Check the Poverty Watch Ontario calendar for local poverty reduction events in your community and let us know about your plans for activities and events in your community by submitting them to firstname.lastname@example.org.
Last week, a report out of the Organization for Economic and Co-operation and Development (OECD) placed Canada 17th out of 30 member nations on income equality in 1995-2005. Most disturbing is that this reverses a trend set in the previous two decades that showed the income gap narrowing in Canada.
The study shows that income inequality is mostly affecting young adults and families with children.
The report attributes the growing inequality to reduced Government spending on transfers to individuals such as unemployment benefits and family benefits compared to other OECD countries. Therefore, the effect on inequality has been reduced by the erosion of these social programs.
Income gap grows wider, Toronto Star
Parti Quebecois Leader Pauline Marois spoke to an Ontario audience at Ryerson University on October 23 after receiving an award from Ontario child care advocates for her introduction of $7-a-day daycare in Quebec when she was Minister of education in 1998.

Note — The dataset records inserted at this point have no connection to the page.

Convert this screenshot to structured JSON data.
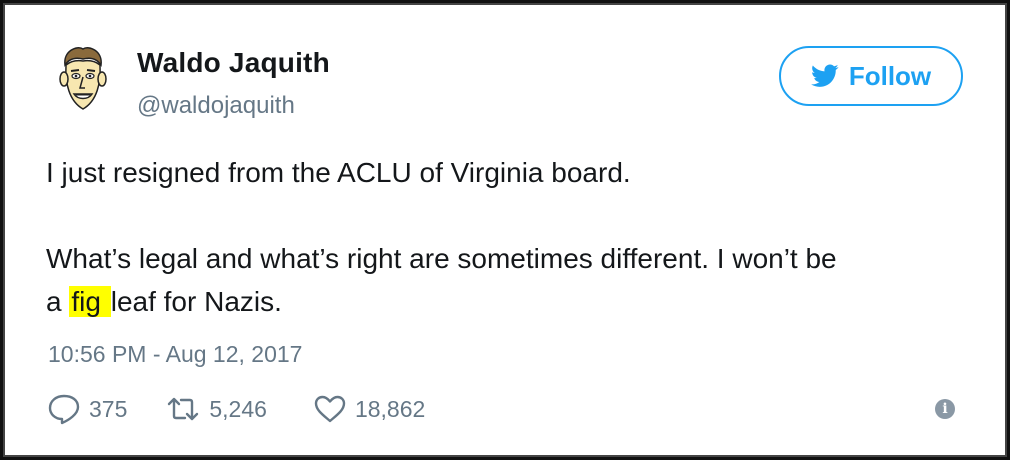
{
  "author": {
    "display_name": "Waldo Jaquith",
    "handle": "@waldojaquith",
    "avatar_icon": "cartoon-face-avatar"
  },
  "follow_button": {
    "label": "Follow",
    "icon": "bird-icon",
    "color": "#1da1f2"
  },
  "tweet": {
    "line1": "I just resigned from the ACLU of Virginia board.",
    "line2": "What’s legal and what’s right are sometimes different. I won’t be",
    "line3_pre": "a ",
    "line3_highlight": "fig ",
    "line3_post": "leaf for Nazis.",
    "highlight_color": "#ffff00"
  },
  "timestamp": "10:56 PM - Aug 12, 2017",
  "actions": {
    "replies": "375",
    "retweets": "5,246",
    "likes": "18,862"
  },
  "colors": {
    "text": "#14171a",
    "muted": "#657786",
    "accent": "#1da1f2"
  }
}
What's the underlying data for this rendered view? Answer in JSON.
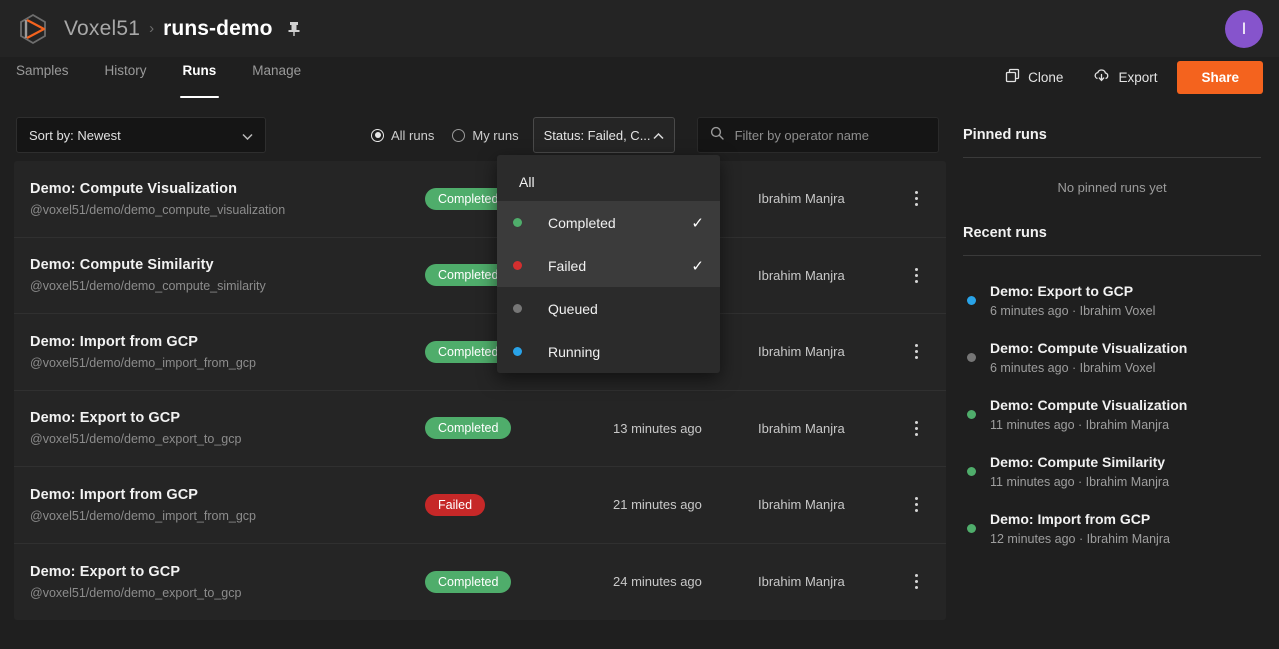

What did we learn? If Ontario wants to cut child poverty and improve student achievement, it should copy Quebec’s $7-a-day child care system, implemented in 1998. Since then, Quebec’s child poverty rates have dropped by 50 per cent, school test scores have gone from among the lowest to the highest in Canada and the percentage of mothers in the workforce in the province is now the highest.
Copy Quebec daycare PQ Leader says, Toronto Star
By endorsing the 25 in 5 Declaration we can send a clear message to the Provincial Government that action on poverty reduction cannot be delayed:
Last week we got 170 new endorsements! Thanks for spreading the word!
Just some of the new organizations to endorse this week:
- Town of Ajax
- Kingston Economic Development Corporation
- Family Space Quinte
- Off the Wall Youth Centre
- Multicultural Council of Windsor and Essex County
- Kingston Co-Operative Homes
- Council of Emmanuel United Church, Ottawa
- Councillor Pam Wolf, City of Cambridge
- UNITE HERE
- New Circles Community Services
Add your voice. Visit www.25in5.ca and sign on for poverty reduction by endorsing the 25 in 5 Founding Declaration.
You can also make a difference by:
- Talking about 25 in 5 and Poverty Reduction with your friends, family and local community and asking them to endorse the campaign
- Sharing your support for the 25 in 5 Declaration with your MPP and other local leaders
- Visiting PovertyWatchOntario.ca to find out about poverty reduction events near you
- Sharing your stories and news of local initiatives with the network, building the grassroots provincial movement
About the Countdown to a Poverty Reduction Plan eBulletins
The 25 in 5 Network is steered by a coalition of Ontario organizations including Campaign 2000, the Income Security Advocacy Centre, the Social Planning Network of Ontario the Interfaith Social Assistance Reform Coalition, The Colour of Poverty Project, the Ontario Coalition for Social Justice, Voices From the Street, among others.
This is a weekly bulletin from 25 in 5 to its contact list of supporters and interested parties across the province. The Countdown Bulletin is intended to keep you up to date on the development of a poverty reduction plan for Ontario and to let you know how you, your organizations and networks can help make it happen.
For more information visit www.25in5.ca